That’s the Prologue. In Movement I, Fuchs introduces English horn and strings. Wolf’s poems clearly inspire Fuchs to creative tone painting, and he shows imagination within his primarily conservative harmonic sound world. Augmented seconds suggest exoticism, which is later reinforced by the gentle Ravelian swirls of “Watching for Death,” as more of the orchestra gradually joins in. The orchestra swells marvelously at the end of this poem. In the next one, “Face,” the harmony becomes more penetrating and pungent, but softens suitably on “It is lonely there / but comforting.” Nussbaum Cohen is subtle and expressive, with cushiony, admirably consistent tone that resonates comfortably with Fuchs’s lush orchestrations. In Movement II, “Forever Gone” veers into slushiness, but that may have been hard to avoid with lines like “Borne by gentle breezes / coasting on a down draft.” Fuchs goes back to solo voice for the Epilogue, then brings in expressive strings for the last poem, “Epiphany,” right on the word “God.” He pulls one last bit of piquant harmony out for the last line, “Am I dead or merely dreaming?”
The disc also features a set of three concertos. The piano concerto, subtitled “‘Spiritualist’ (After Three Paintings by Helen Frankenthaler),” is fully diatonic for most of its running time, but has some welcome tangy interjections in the second and third movements. Glacier, the electric guitar concerto, isn’t driving or grinding in the exciting way one might imagine; possibly the title may have been a clue to this. Happily, it becomes edgy and syncopated toward the end of the fourth movement, complete with a solo break and distorted riffs.

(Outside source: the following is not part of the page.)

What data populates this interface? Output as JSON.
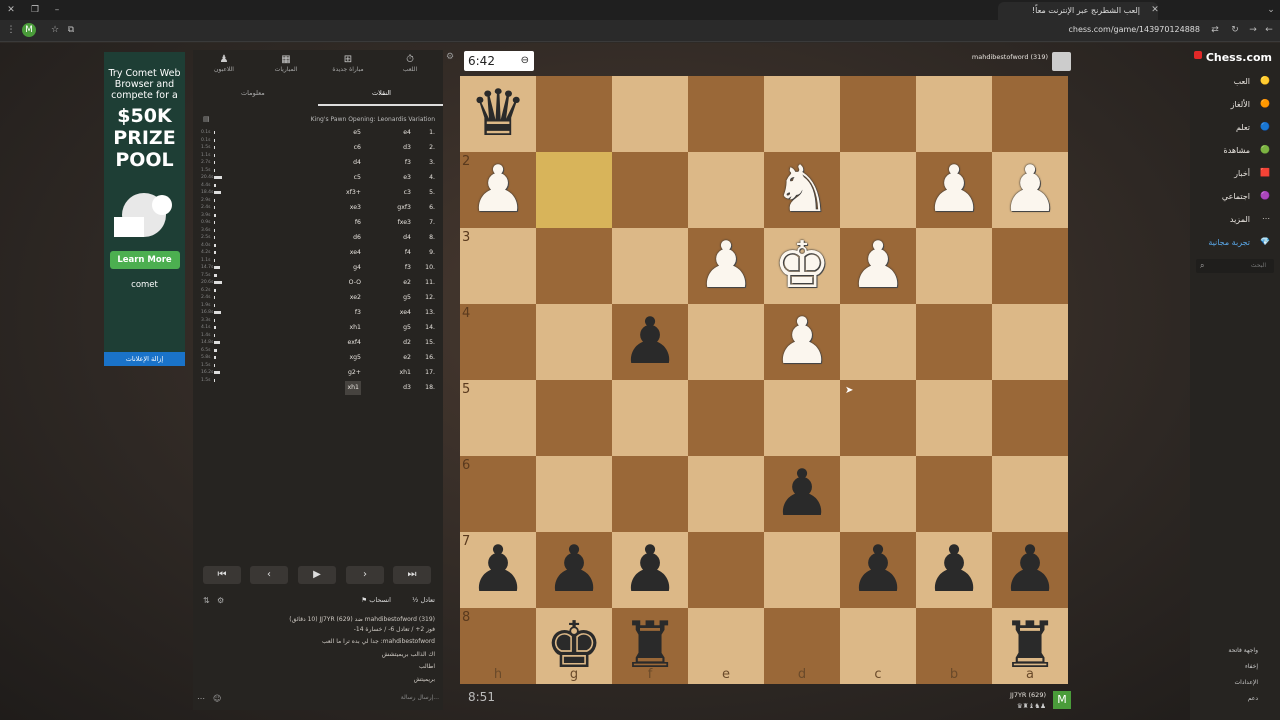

Timothy McAllister delivers unusually pure and sweet tone in the cadenzas of Rush, the alto saxophone concerto. Pianist Jeffrey Biegel and guitarist D. J. Sparr also provide expert performances in their respective solo pieces. Falletta shows a clear affinity throughout for Fuchs’s warm, spacious, neo-Romantic idiom, and the LSO responds with lush yet pristine playing.
— Joshua Rosenblum